Mrs. Dean: To ask the Secretary of State for Health what representations her Department made to the European Commission regarding the inclusion of rheumatoid arthritis as a priority area of EU Framework Programme 7. 
Andy Burnham: At the Competitiveness Council held on 30 May 2006, a general approach was agreed on the seventh framework programme high-level text. A general approach is a political agreement which allows Ministers to agree in principle to a text that has yet to be considered by the European Parliament. The United Kingdom Government have supported the inclusion of arthritis as one of the priority diseases named in the agreed text.
Mr. Ivan Lewis: None. Primary care trusts are responsible for commissioning specialist services through specialised commissioning groups, and the national service framework for long-term conditions is specifically concerned with meeting the health and social care needs of all those living with long-term neurological conditions.
Mr. Kidney: To ask the Secretary of State for Health if she will summarise the representations she received in response to the consultations on (a) strategic health authorities, (b) primary care trusts and (c) ambulance services; and how many she received (i) in total and (ii) from Staffordshire. 
Mr. Ivan Lewis: 1,030 separate letters were sent to Ministers, including the Secretary of State, during the consultation period on strategic health authority and primary care trusts reconfiguration. Of these, 11 were specific to Staffordshire.
261 separate letters were sent to Ministers, including the Secretary of State, during the consultation period on ambulance trust configuration. Of these, 192 concerned Staffordshire Ambulance Service NHS Trust and eight of these letters enclosed petitions totalling 2,946 signatures. In addition, Ministers met with a number of hon. Members during that time.
Mr. Keetch: To ask the Secretary of State for Health when she expects the National Institute for Health and Clinical Excellence to commence appraisal for the cancer drug Sunitinib; and how long the appraisal is expected to last. 

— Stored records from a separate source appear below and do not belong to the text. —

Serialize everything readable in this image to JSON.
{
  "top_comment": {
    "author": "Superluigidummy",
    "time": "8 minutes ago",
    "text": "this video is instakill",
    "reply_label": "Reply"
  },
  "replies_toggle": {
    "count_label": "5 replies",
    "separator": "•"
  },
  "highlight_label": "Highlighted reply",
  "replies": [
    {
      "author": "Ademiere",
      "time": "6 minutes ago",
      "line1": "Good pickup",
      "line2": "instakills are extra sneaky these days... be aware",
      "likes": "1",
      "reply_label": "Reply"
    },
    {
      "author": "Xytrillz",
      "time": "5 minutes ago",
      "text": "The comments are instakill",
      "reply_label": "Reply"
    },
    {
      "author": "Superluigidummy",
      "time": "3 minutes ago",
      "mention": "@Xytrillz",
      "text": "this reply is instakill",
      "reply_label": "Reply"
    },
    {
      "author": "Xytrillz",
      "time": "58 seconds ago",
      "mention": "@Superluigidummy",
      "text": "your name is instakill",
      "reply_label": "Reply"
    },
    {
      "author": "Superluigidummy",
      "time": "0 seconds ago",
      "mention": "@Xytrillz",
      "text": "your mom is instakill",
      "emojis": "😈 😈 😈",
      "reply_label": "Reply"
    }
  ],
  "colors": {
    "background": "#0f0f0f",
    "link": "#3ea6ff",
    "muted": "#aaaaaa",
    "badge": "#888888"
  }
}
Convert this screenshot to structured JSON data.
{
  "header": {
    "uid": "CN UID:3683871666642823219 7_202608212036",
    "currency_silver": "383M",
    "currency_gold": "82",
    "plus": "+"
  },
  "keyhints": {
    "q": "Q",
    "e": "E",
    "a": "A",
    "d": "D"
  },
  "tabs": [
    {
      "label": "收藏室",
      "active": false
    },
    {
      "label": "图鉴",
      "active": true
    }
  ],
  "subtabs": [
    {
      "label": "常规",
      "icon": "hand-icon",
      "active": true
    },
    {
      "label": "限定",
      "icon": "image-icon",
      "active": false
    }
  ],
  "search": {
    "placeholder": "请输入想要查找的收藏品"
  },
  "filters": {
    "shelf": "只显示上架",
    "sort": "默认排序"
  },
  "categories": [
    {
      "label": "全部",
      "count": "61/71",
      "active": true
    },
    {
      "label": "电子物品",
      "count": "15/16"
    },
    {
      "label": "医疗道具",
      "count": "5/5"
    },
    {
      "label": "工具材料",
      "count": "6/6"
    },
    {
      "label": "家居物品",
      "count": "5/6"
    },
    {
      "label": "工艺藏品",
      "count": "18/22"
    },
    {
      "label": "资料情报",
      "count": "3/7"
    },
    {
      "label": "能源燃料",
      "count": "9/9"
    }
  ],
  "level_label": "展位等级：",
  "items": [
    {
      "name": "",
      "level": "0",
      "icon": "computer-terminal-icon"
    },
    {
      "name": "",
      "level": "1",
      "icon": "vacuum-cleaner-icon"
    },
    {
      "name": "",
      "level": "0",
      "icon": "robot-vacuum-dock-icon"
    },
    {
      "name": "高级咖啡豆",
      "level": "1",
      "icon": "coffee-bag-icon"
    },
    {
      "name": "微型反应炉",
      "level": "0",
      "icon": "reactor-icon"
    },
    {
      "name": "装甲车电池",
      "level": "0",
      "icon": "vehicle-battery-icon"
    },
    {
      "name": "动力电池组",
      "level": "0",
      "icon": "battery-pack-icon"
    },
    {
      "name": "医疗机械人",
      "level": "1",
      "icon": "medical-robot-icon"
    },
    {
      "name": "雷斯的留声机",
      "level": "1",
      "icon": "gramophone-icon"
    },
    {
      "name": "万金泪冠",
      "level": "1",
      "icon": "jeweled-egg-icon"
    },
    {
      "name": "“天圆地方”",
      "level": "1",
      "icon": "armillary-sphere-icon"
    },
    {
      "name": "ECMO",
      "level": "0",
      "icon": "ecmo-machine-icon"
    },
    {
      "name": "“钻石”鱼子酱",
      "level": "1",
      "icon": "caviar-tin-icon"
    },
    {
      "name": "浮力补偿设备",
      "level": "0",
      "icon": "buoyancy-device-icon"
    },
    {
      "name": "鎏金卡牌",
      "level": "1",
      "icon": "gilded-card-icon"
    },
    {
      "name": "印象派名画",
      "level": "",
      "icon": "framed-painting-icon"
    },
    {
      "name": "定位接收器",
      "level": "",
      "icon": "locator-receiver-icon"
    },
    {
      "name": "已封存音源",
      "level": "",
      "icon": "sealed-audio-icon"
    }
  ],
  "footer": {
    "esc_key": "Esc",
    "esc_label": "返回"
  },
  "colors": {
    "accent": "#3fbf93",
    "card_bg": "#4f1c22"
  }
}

Andy Burnham: Sunitinib for renal cell carcinoma is currently being considered by the Department for referral to the National Institute for Health and Clinical Excellence (NICE). NICE will publish a timescale for the appraisal when and if the drug is referred to them.
Mr. Stephen O'Brien: To ask the Secretary of State for Health what assessment she has made of the risk to NHS professionals of litigation arising from (a) misdiagnosis and (b) medical complications when using the Mantoux skin test for tuberculosis. 
Andy Burnham: The tuberculin product used in the United Kingdom (UK) is the most widely used product for Mantoux testing and is the World Health Organization reference standard. This product is currently unlicensed in the UK and can, therefore, only be administered on a named patient basis via a patient specific direction.
Doctors prescribe or administer unlicensed medicines to their patients on their own direct responsibility. Unlicensed medicines can be administered by other national health service professionals on the directions of a doctor but the doctor remains responsible for the
decision to give the unlicensed product for the individual concerned. A claim can be brought against a doctor who prescribes or administers any medicine, whether licensed or unlicensed, if the patient can show that the doctor acted negligently. NHS professionals are required to have in place appropriate professional negligence insurance in respect of such claims.
Steve Webb: To ask the Secretary of State for Health if she will list the contracts that have been awarded in the UK by (a) the Government and (b) primary care trusts to United Health Europe; and if she will make a statement. 
Mr. Ivan Lewis: One contract has been made between the Department and United Health Europe. This contract is for project management of nine primary care trust (PCT) pilots for improving the co-ordination of cancer care services.